“Metal drive tapes can be customized with a nearly unlimited selection of end attachments and/or perforation patterns. They can be found in robotic arm actuators, semiconductor and electronics packaging, industrial automation, medical and surgical applications, and animatronics and robotics for the entertainment industry.
“Metal drive tapes can also be deployed with several belts with tight tolerances to increase a robots’ operational lifespan and allows for repeatability when making mass batches of products.
Drawbacks of Metal Belts
“Every conveyor belt system has its disadvantages. Fabric belts are prone to belt creep. Plastic mesh belts contain small parts that can break off and fall into and contaminate the production lines. Metal belts do well in these areas, but have their own drawbacks.
“Though their durability, sanitary and ease-of-cleaning features means that metal belts will have a lower cost over the course of their lifetime, the initial cost of metal belts is often higher than other systems, which can be a challenge for some budgets.
“Metal belts can also be deformed beyond repair if they suffer unexpected major impacts or are used improperly. Protecting metal belts from these scenarios lead to longer lifespans and higher production rates.
“Certain perforations on metal belts can weaken the metal’s structural integrity, which shortens the belt’s lifespan and results in additional replacement cost and downtime.
A Short History of Metal Belts
“The first steel conveyor systems were invented and produced in 1901 and became widely used in food production. A little later in that century, Henry Ford popularized conveyors, incorporating them into his auto assembly lines. Rubber shortages during WWII led to the invention of synthetic conveyor belts.
“Decades later, rapid growth in America’s post-war economy led to the increased use of steel belts in manufacturing. Early applications included productions for NASA and the tobacco industry.
“Since that time, advancements led to the endless metal belt, a completely smooth surfaced belt with a single welded seam. Metal belt applications have also expanded into electronics, semiconductors, medical goods, food, packaging, robotics and printing.

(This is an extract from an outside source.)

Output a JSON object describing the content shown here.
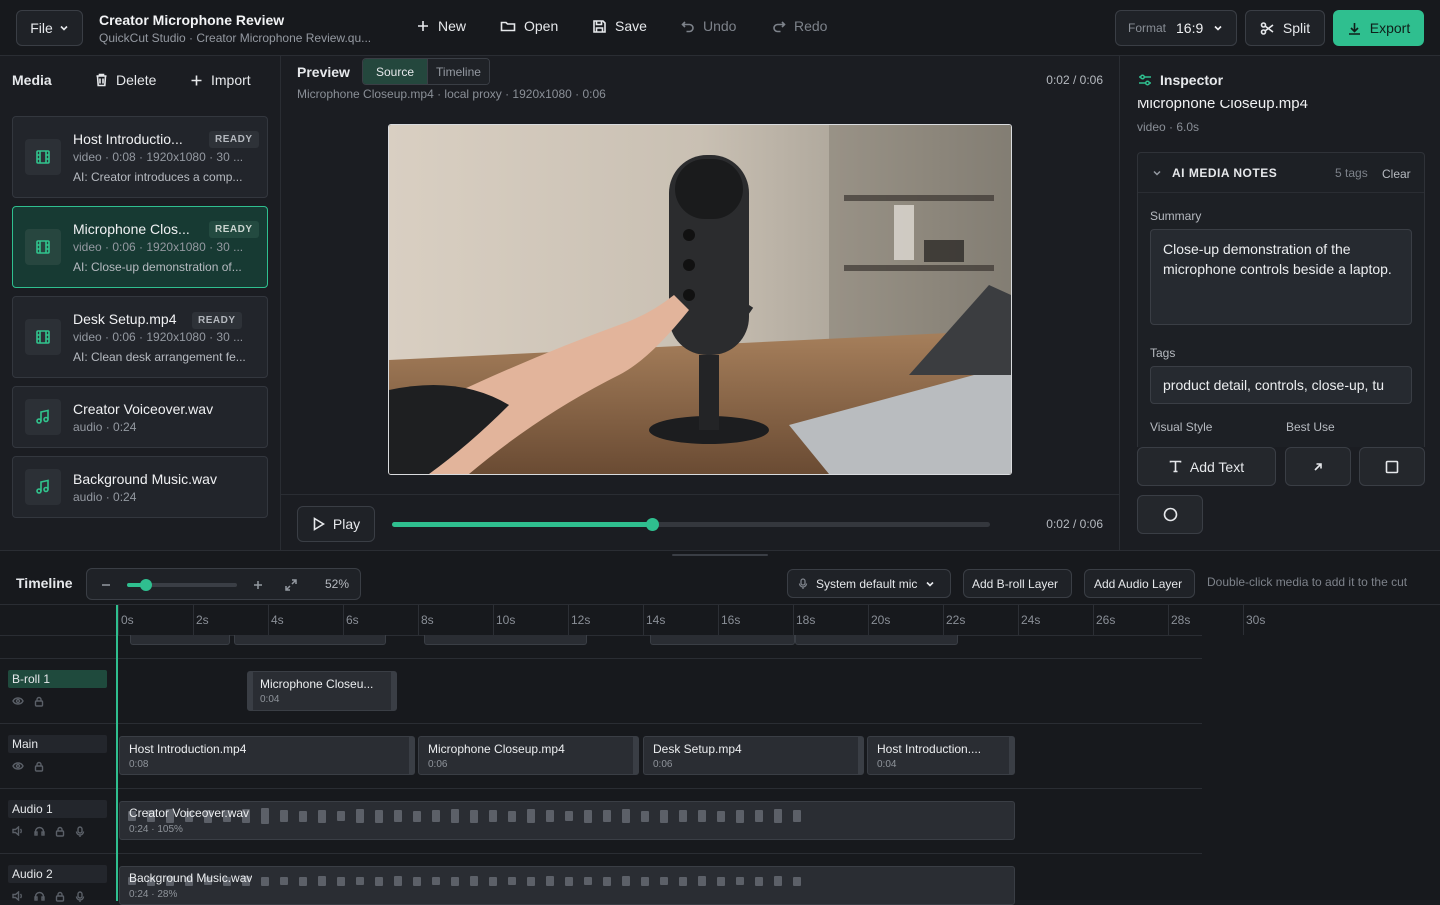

Metal Belts and Food Processing
“The food processing industry is vulnerable to product recalls, often due to bacterial contaminants that spread through poorly inspected products or because of contamination due to dirty processing equipment. A recall due to contamination can prove devastating, both financially and to a company’s reputation.
“Plastic and rubber belts are susceptible to fraying and generating particulates that can fall into the food. They are also prone to physical damage, including pits and cracks where chemicals, allergens or contagions can build up and fester. And plastic and rubber belts outgas (emit fumes), which can affect the food’s flavor.

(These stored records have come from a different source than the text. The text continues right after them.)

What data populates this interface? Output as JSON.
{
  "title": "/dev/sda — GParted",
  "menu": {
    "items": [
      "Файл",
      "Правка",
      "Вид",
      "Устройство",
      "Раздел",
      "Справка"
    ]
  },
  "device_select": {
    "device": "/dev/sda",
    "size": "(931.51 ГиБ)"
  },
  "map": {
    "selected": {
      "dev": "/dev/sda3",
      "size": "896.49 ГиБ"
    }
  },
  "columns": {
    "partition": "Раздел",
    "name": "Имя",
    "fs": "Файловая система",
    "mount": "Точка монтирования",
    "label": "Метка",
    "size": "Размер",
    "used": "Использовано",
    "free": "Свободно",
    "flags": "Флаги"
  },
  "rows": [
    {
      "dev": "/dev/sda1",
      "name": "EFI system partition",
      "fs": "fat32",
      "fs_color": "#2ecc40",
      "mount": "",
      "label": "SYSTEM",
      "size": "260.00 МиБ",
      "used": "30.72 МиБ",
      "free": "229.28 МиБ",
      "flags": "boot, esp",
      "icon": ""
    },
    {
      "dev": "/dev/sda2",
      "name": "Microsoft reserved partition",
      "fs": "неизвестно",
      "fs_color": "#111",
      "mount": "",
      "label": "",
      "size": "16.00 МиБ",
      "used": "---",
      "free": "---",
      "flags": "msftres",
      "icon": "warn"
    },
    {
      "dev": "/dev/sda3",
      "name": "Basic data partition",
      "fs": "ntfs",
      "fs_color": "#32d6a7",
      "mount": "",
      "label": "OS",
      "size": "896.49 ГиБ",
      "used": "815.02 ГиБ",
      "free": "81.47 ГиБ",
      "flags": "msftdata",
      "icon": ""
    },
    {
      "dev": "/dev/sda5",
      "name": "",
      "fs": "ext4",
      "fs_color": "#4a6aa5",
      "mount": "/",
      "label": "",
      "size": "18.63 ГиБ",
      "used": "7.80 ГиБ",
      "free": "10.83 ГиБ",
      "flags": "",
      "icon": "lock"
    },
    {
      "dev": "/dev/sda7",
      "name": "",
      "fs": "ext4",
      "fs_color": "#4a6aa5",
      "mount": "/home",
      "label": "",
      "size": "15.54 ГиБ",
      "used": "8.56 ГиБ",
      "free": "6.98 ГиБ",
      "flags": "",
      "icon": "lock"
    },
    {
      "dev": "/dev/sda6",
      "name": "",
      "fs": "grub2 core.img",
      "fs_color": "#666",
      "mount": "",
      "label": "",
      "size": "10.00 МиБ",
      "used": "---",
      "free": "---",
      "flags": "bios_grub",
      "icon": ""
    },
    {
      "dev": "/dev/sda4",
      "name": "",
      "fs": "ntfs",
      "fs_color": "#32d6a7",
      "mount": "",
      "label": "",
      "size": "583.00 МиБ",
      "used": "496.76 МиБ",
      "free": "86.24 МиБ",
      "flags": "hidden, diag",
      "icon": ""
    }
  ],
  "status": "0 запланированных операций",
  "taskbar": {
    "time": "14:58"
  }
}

“In comparison, solid stainless-steel belts and conveyors have hygienic surfaces that are more sanitary and do not affect food quality. Stainless steel resists rust and corrosion and can be cleaned easily and thoroughly with inexpensive chlorine, high-pressure steam or most other washing methods. Because metal belts contain fewer moving parts than mesh and other belts, there’s a much lower chance that parts or particulates will break off the belt and contaminate the food supply.
“Unlike plastic and rubber, steel does not absorb odors and its surface resists bacteria like salmonella and listeria that can cause cross-contamination.
“Most importantly, the stainless-steel designs meet and exceed FDA regulations and guidelines for food manufacturers. From meats to frozen pizzas and ice cream, stainless steel metal belts are ideal for the cooking, freezing and handling edible products. They have proven to be versatile, durable, and easy to design and manufacture for any food processing system requiring exceptional results.”